Vanderbilt-Ingram Cancer Centerresearchers have uncovered another clue in the mystery of how chromosomal translocations cause acute leukemias.
Their findings suggest new treatment possibilities for these cancers of the bone marrow and blood.
In the October 26th issue of the Proceedings of the National Academy of Sciences, Scott W. Hiebert, Ph.D., professor of Biochemistry and Medicine, and colleagues report the molecular outcome of the most frequent translocation in acute myeloid leukemia (AML). The inv(16) translocation results in the production of a protein that collaborates to turn genes off, even when they should be turned on.
"This work really changes the paradigm for thinking about how this molecule works. And now that we know how it works, we can start thinking about potential therapies that block its action," Hiebert said.
Acute leukemia is a rapidly progressing disease and results in the accumulation of immature, functionless cells in the blood that interfere with the body's production of healthy blood cells. According to the Leukemia Society of America, 12,500 new cases will be diagnosed and some 7,900 persons will die from acute leukemia this year. About half of all acute leukemias are caused by chromosomal translocations, Hiebert said.
A chromosomal translocation happens when chromosomes--the structures containing genes--break and rejoin in a different way, creating new genes at the breakpoints. Think about breaking up a red stick and a blue stick, mixing up the pieces, and gluing them back together to make two new sticks. If the sticks were chromosomes, new genes would be created where red meets blue. Hiebert's goal has been to figure out what these new red-blue genes do, and how they participate in causing cancer.
The current work focuses on inv(16), the most frequent of several translocations associated with AML. Inv(16) happens when the middle section of chromosome 16 breaks and flips around--an inversion translocation.
The product of the new gene created by inv(16) alters the activity of a protein called AML-1. AML-1 is a transcription factor--a protein that turns other genes on and off. It is what Hiebert calls a "master regulator" because it controls major cellular pathways that participate in the proliferation, survival, and differentiation of blood cells.
The importance of AML-1 is underscored by the fact that its gene is one of the most commonly mutated in human leukemia. Translocations disrupting the AML-1 gene are associated with both acute myeloid and acute lymphocytic leukemias.
Whereas previous models held that inv(16) simply kept AML-1 from doing its job of turning genes on and off, Hiebert and colleagues now demonstrate that inv(16) joins with AML-1 to actively turn genes off, even those that AML-1 usually turns on.

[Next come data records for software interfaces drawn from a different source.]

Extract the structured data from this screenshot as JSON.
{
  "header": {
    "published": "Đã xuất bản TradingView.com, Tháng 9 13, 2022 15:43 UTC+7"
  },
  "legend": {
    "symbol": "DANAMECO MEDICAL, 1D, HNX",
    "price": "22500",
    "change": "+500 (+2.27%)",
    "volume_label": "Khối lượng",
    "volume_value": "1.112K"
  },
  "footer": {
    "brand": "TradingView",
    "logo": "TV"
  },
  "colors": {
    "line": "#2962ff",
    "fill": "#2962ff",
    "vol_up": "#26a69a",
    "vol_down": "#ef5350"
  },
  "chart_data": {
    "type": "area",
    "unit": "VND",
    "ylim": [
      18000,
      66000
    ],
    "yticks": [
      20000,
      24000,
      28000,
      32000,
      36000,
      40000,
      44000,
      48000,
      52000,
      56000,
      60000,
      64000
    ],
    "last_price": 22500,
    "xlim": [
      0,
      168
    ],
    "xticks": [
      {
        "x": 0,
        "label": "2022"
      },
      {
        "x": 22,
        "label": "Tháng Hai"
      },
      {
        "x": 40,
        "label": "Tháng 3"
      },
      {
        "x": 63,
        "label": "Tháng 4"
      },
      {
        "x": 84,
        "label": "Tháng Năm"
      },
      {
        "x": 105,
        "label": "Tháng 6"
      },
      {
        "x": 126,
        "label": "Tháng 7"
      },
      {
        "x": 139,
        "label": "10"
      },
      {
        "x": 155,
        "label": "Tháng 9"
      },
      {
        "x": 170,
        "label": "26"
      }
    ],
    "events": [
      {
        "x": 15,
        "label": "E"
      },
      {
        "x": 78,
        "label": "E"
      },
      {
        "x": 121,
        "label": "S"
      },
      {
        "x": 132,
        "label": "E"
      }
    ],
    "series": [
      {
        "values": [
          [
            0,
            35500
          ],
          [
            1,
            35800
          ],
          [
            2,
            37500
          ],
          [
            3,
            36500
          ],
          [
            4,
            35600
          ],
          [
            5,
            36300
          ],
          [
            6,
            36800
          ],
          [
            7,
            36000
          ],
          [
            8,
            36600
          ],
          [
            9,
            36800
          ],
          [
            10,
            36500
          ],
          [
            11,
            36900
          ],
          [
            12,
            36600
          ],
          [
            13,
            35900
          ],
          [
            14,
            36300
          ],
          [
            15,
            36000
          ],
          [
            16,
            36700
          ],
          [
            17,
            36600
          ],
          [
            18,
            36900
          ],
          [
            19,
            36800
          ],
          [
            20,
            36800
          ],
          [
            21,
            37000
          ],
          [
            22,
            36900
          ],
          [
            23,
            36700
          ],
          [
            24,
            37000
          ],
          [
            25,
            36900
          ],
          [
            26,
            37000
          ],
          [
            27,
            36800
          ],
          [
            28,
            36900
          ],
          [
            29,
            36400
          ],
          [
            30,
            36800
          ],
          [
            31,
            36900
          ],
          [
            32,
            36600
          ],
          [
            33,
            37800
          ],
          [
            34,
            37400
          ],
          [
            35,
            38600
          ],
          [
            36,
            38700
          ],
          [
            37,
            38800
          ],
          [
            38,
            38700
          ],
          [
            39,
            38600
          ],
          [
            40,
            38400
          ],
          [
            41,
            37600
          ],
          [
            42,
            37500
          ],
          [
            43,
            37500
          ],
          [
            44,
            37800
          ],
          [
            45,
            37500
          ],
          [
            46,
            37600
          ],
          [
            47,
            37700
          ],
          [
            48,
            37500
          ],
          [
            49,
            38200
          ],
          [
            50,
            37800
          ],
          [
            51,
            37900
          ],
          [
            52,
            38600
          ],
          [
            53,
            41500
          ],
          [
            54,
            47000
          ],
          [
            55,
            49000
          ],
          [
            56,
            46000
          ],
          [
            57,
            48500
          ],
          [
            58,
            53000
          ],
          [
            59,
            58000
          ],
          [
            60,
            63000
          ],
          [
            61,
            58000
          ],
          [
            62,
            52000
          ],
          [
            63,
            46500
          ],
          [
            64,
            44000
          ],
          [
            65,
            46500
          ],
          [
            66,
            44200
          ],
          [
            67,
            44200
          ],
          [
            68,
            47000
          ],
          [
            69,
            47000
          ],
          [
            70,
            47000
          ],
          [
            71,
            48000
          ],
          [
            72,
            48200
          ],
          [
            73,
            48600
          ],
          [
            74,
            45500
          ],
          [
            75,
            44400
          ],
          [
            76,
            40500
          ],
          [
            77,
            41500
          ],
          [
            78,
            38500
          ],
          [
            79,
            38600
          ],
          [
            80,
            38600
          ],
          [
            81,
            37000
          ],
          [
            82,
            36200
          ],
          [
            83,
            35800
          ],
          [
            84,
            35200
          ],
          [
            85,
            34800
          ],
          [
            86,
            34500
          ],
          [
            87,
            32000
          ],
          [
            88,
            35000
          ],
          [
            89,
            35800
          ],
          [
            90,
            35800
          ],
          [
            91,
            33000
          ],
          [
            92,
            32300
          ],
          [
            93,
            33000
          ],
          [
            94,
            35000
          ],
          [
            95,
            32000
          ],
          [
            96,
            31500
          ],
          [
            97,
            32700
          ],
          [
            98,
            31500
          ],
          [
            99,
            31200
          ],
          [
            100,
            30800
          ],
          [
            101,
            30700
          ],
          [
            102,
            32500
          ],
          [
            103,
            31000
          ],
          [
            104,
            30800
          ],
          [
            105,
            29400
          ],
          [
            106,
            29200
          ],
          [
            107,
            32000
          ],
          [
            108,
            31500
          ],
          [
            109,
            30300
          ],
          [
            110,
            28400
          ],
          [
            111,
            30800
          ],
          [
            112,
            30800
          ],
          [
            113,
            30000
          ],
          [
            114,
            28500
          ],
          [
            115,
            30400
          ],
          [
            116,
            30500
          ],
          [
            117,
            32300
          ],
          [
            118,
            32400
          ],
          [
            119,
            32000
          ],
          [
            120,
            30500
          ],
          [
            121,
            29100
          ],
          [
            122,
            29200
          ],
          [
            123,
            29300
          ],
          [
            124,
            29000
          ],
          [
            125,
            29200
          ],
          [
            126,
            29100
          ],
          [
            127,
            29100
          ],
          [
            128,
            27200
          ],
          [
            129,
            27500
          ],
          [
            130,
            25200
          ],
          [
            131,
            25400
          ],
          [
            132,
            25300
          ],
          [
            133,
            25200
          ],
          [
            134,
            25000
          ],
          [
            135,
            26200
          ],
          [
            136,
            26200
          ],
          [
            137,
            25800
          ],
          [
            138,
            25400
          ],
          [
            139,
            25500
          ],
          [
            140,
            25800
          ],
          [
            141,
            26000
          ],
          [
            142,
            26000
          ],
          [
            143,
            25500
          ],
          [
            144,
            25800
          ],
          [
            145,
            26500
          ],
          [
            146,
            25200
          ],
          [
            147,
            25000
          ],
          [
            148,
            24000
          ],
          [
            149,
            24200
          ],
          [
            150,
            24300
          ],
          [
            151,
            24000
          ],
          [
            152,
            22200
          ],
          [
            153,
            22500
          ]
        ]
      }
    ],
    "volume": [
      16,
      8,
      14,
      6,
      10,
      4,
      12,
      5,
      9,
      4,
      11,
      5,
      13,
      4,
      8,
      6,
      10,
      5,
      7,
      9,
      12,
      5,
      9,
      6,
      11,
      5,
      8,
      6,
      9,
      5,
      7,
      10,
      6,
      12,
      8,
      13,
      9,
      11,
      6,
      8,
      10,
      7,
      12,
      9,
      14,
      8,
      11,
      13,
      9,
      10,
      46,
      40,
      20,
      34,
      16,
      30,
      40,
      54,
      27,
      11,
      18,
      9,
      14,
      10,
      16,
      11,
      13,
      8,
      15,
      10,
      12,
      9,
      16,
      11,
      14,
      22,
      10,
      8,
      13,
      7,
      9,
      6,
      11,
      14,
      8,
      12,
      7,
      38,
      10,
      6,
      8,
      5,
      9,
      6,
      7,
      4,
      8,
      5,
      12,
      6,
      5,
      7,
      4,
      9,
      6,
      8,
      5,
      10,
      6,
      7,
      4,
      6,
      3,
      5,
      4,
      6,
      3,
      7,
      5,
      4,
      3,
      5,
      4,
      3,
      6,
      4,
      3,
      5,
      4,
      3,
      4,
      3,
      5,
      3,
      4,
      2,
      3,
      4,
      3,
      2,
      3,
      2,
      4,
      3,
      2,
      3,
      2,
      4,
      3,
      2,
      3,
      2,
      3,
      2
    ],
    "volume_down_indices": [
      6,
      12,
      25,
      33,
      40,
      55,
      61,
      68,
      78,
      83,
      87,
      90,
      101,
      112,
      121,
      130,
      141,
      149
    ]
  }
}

It is likely that inv(16) recruits other proteins to help it force AML-1 to always turn genes off, Hiebert said, and possible treatments may hinge on the proteins that join it.
Based on other studies, one of these proteins might be an enzyme called histone deacetylase (HDAC). Hiebert and colleagues will now determine whether HDAC is part of the group working with inv(16).
"If HDAC is involved, then drugs that block its activity--HDAC inhibitors--might have an impact," Hiebert said. "We have these HDAC inhibitors, and they're being tried for other diseases. Our data suggest that they might provide effective treatment for AML."
In addition to determining what other proteins associate with inv(16), Hiebert is interested in defining the genes that are being turned off by the group. His preliminary data suggest that the complex is turning off tumor suppressor genes. Tumor suppressors protect against malignancy by sending threatening cells down a suicide pathway.
"The model for how translocations cause leukemia is then rather simple: translocation products turn off multiple tumor suppressors, and from there it only takes one or two more mutations to make a cancerous cell," Hiebert said.
Hiebert's colleagues Bart Lutterbach, Ph.D., a Fellow of the Leukemia Society of America, research assistant Yue Hou, and graduate student Kristie L. Durst participated in the studies. The work was supported by the National Cancer Institute, the National Institutes of Health, and the VICC.